Submitted to: HortScience
Publication Type: Peer Reviewed Journal
Publication Acceptance Date: 3/22/1995
Publication Date: N/A
Interpretive Summary: Mummy berry is a fungus disease occurring in most of the major blueberry production areas of the United States and Canada. Present control measures include environmentally sound cultural practices and the use of fungicides. Mummy berry resistant blueberry cultivars would make it possible to reduce or eliminate the use of fungicides to control this disease. In this study we evaluated over 50 highbush blueberry cultivars for resistance to the mummy berry fungus. It was found that 'Jersey', 'Elliott', 'Bluejay', 'Duke', 'Stanley', 'Darrow', 'Meader', and 'Angola' were resistant to the blight phase of mummy berry. These cultivars can be used as parents in a breeding program to develop new mummy berry resistant cultivars. The methods used to screen existing cultivars for the mummy berry disease will also be useful in screening new progeny and studying mummy berry resistance.
Technical Abstract: The resistance of 53 highbush blueberry (Vaccinium corymbosum L.) cultivars and selections to the blight phase of mummy berry disease (Monilinia vaccini corymbosi (Reade) Honey) was evaluted under controlled conditions. Blight levels observed in the 1993 test ranged from 1 to 78% and significant differences among cultivars were noted. In 1994, infection levels were lower and ranged from 0 to 43%, with significant differences again occurring. Several cultivars exhibited mummy berry blight resistance in both years. Ranking most resistant to less resistant were 'Jersey', 'Elliott', 'Bluejay', 'Duke', 'Stanley', 'Darrow', 'Meader', and 'Angola'. Among the cultivars observed as being consistently blight susceptible were 'Bluehaven', 'Bluegold', 'Northblue', 'Croatan', 'Northsky', 'Sierra', 'Harrison', and 'Murphy'. The consistent resistant reaction of certain cultivars indicates they would be the better r choice as parents for introducing resistance into a breeding program.
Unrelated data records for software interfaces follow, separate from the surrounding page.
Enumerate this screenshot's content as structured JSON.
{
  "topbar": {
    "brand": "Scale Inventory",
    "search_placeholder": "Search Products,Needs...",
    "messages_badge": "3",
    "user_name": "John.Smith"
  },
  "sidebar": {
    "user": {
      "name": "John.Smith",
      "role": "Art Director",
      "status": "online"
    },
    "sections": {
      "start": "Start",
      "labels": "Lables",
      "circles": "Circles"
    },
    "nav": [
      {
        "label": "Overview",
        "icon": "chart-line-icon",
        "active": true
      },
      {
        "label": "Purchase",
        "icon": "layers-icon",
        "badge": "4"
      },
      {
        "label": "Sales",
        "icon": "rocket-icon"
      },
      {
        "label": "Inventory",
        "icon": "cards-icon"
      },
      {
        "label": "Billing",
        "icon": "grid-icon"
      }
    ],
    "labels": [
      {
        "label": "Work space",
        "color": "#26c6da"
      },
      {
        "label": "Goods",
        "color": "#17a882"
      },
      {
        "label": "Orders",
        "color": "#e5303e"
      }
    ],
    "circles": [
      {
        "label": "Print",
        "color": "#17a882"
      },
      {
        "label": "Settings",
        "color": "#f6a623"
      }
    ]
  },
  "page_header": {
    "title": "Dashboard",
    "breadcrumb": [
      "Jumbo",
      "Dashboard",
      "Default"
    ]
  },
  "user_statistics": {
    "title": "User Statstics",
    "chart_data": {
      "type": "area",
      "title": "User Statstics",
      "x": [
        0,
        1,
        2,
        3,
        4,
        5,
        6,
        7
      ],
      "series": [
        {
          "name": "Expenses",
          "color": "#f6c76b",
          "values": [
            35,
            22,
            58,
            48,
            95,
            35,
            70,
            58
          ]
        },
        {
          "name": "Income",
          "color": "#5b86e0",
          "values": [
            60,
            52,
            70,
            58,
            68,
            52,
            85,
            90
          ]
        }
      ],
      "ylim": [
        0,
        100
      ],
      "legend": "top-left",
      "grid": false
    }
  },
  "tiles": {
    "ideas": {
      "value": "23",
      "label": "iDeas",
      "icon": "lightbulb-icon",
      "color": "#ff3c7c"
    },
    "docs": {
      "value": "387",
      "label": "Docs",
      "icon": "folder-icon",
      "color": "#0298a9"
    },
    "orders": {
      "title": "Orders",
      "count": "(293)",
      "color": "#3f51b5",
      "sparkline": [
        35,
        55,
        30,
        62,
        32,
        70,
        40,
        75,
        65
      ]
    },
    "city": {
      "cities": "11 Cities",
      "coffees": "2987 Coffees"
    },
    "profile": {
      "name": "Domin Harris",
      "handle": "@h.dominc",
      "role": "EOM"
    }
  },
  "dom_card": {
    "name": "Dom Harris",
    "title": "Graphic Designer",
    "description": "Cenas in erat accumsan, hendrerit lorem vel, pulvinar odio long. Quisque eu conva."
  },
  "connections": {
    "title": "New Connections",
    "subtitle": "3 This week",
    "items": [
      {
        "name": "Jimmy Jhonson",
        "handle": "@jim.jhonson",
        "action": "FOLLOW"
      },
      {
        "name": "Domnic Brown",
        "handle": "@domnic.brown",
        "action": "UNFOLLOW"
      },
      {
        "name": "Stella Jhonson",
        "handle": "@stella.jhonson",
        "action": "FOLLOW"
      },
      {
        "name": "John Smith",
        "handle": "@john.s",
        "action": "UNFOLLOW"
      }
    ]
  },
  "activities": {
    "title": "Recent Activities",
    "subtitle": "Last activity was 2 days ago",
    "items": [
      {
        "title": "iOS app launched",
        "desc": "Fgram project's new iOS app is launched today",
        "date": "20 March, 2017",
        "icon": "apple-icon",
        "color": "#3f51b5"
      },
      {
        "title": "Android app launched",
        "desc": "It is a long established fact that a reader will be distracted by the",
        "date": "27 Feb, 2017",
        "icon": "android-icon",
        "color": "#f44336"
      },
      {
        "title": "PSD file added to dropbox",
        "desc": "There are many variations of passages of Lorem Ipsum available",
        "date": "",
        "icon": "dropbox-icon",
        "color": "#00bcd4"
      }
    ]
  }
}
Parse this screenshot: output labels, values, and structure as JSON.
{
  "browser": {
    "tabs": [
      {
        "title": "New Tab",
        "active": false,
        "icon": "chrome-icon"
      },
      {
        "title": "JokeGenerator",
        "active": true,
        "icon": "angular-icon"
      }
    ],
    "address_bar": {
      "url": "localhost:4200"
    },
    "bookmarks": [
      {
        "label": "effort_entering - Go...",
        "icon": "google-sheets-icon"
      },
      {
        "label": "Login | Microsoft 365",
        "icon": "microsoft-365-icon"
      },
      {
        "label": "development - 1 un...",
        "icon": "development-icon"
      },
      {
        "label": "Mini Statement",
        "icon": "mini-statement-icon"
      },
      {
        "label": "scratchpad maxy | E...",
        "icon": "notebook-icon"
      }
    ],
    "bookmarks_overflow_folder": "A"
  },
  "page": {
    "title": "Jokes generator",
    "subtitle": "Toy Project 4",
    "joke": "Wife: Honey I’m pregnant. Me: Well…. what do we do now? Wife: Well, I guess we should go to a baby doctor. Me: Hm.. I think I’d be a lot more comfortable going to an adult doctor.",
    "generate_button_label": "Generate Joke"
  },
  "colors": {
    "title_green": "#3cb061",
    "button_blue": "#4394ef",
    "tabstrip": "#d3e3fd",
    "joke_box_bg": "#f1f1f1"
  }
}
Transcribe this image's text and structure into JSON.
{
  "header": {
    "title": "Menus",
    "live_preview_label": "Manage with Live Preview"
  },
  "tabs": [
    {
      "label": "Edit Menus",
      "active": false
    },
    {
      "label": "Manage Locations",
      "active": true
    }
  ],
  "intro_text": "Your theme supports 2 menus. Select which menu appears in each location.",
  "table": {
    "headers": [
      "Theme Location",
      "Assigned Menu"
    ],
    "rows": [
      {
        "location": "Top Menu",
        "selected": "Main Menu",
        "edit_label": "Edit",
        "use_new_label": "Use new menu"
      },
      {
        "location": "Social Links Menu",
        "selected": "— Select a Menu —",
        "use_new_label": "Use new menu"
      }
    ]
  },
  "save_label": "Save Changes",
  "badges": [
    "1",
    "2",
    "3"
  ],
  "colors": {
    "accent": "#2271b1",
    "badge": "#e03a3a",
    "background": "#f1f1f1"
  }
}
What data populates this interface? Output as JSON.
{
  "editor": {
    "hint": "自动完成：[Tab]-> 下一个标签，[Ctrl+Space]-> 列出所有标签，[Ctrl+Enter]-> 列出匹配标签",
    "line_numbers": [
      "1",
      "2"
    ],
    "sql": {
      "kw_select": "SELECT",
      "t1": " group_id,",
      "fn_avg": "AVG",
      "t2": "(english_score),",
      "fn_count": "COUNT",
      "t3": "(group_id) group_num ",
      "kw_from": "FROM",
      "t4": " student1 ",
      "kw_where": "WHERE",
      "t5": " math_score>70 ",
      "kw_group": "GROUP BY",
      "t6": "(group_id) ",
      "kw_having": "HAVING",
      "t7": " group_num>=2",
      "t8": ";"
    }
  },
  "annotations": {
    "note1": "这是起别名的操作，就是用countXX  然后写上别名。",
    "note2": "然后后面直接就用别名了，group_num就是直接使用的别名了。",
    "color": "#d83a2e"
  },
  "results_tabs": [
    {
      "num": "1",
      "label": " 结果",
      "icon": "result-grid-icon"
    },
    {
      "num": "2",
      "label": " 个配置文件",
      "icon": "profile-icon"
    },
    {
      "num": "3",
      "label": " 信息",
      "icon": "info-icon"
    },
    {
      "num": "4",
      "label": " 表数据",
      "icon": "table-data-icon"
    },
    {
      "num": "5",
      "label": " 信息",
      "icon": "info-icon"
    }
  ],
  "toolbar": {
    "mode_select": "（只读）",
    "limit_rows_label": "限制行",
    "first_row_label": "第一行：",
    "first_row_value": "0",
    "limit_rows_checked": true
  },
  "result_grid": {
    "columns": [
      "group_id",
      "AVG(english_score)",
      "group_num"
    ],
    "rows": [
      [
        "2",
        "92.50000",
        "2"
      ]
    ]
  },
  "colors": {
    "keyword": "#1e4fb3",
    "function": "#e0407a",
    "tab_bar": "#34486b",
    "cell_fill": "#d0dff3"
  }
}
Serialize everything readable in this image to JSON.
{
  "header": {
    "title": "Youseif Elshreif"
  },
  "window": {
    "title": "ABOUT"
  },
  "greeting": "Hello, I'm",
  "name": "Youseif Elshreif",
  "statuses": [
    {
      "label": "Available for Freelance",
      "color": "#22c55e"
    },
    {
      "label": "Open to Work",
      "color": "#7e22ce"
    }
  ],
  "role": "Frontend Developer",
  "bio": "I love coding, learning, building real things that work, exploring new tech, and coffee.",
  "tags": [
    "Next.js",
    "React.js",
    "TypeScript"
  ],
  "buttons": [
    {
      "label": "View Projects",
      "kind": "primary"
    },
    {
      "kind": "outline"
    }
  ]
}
Th evaluation methodology developed in these tests will also be very useful in screening germplasm for new sources of resistance and progeny from a mummy berry resistance breeding program.